Digital onboarding – or by some Merchants referred to as “Faster onboarding”, is a hot topic in the payments landscape. Everyone wants to have their (new) merchants on board within the “speed of sound” – whilst staying compliant to all the rules and regulations, not limited to:
- KYC/ KYB requirements.
- Regulatory compliance requirements.
- Scheme compliance requirements.
Some limits within this rapidly changing landscape are “hard coded” – for example, the rules and regulations on the sanction screening and monitoring. Other elements are based on the RAS (Risk Appetite Statement) of the company.
Having managed several projects from start to end from a risk & compliance point of view with different partners, in my humble opinion, the main driver of “digital onboarding” is the focus on User Experience (UX) – how easy is it for the user to get through the full process – with the lowest churn rate possible?
Next to that - from a company perspective - you want to automate the “leg work” in order for your KYC / KYB (or first line team) to be only responsible for the “brain work” – the main rational behind that are summed up in a few bullet points:
- The leg work is too expensive to organise manually – and causes your CAC (Customer Acquisition Costs) to be too high – and could cause your company losing the competitive edge.
- The leg work is boring – which derails employees focus – which triggers basic mistakes.
- It is in the current labour market almost impossible to recruit employees that are happy to
execute the “leg work”.
Your organisation will benefit from digital onboarding for the following reasons:
- Operating fully compliant – less mistakes caused by manual processes.
- Acquiring banks operating in the E-com longtail part of the industry – or in combination with a soft POS solution for smaller scaled merchants can not afford a boarding process mainly based on manual processes.
- Operating at greater scale – giving your sales teams the right tools to actually offer competitive onboarding SLAs.
- HR: lower unwanted churn rate – giving people a challenging day job by removing the “leg work” from their task list.
- Lower merchant churn rate – less “basic” mistakes made with setting up the account and better “automated” communication with the merchant.
Having worked within the merchant onboarding function for over 10 years myself, in my experience the main pain point is not that the process might take a bit longer – the main pain point is the lack of communication – or the non-existing communication from the payments provider. The most efficient way of solving that communication problem is through automation.
you should realise that the onboarding function touches almost every process and every department within your organisation, so aligning all teams across the business from the start is crucial to your project’s success.
The partners you work with should really understand the key points of your onboarding process documenting your processes via a flow chart could be really beneficial.
You could manage this via a priority list – which features in the onboarding tool are must have (green) / nice to have (amber) and which features are the “icing on the cake” and marked as “red” at the start of the project.

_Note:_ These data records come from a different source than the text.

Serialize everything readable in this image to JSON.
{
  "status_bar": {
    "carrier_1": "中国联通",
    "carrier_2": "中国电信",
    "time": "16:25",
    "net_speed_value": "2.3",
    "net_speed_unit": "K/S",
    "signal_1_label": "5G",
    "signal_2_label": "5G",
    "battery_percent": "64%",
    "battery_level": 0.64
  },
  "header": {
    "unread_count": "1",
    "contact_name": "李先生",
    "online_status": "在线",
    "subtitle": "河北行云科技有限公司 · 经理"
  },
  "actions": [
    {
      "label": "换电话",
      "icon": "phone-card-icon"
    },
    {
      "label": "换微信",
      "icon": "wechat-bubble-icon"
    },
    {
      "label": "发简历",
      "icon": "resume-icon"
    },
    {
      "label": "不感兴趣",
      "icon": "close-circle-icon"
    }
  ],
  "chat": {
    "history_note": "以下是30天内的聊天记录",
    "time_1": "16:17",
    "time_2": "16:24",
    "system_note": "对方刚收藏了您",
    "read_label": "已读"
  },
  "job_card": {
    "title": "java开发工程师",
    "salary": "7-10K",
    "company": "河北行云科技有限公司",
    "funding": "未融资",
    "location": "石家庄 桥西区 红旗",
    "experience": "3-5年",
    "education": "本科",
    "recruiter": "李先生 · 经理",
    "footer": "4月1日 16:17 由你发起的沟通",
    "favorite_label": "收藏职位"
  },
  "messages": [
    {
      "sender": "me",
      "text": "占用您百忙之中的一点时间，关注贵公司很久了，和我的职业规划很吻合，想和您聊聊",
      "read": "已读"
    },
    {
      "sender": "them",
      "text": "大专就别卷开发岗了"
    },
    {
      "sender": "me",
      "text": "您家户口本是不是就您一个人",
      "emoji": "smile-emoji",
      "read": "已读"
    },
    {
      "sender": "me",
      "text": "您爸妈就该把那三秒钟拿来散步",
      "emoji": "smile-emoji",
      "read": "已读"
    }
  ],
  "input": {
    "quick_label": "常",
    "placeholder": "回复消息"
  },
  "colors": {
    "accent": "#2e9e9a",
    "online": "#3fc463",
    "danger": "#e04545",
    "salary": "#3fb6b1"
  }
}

The main reason to work with partners is to make a completely roadblock free happy flow and to make the process a digital first process – with the fast majority of the applications going thought the onboarding journey with the minimum level of human interference.
The second main reason is that working with partners could look rather expensive at the start – but could save you a lot of “headache” during the building and going live phase. It is always good to compare the expected costs for every case to the costs when doing this process manually. For example – let’s say an automated bank account check does cost you EURO 1.5 – fully automated – let’s calculate 15 minutes of an KYC analyst doing this check manually – not once – but for 20 cases every day – suddenly it starts to make sense.
An important element to include in the business case is the building versus buying dilemma – make sure if you decide on the building strategy that you have the right resources in place in order to make the development strategy a success.
The main stakeholder is your Underwriting or onboarding team, other important stakeholders:
- The board (for the Risk Appetite).
- The sales and account management teams (they have to sell the solution).
- The IT teams.
- The customer service Teams / Customer success teams.
- The marketing team.
- The legal team.
- The compliance team.
- The project management team.
The digital onboarding is in our humble opinion a crucial pillar for a successful merchant onboarding journey.
Are you aware of the CAC (Client Acquisition Cost) for your organisation? A good start will be making a realistic calculation, do not forget to include the following elements:
- Calculate a realistic value for the time spent within your KYC & Risk team (First line).
- Add a certain margin for the cost of the second line and third line (annual audit).
- Measure time on a realistic basis.
- Make sure you add in the time that your sales team is communicating with your KYC & Risk Teams – time that your sales team is not using to win more deals.
- Can you imagine how much costs you could save if you are able to divide your calculated CAC by 5?
- Or, can you imagine how happy your sales team would be if you mention: our onboarding capacity has just gone up by 5 times the current capacity.
Digest the findings from your CAC calculation, you might find that your business case will support the scalability of your business towards new customer segments not obtainable before
PSD2 and Open Banking are transforming the industry. They require the implementation of strong customer authentication (SCA) for online financial activities. Its purpose, along with many other things, is to reduce the risk of fraud and to increase security through additional authentication factors.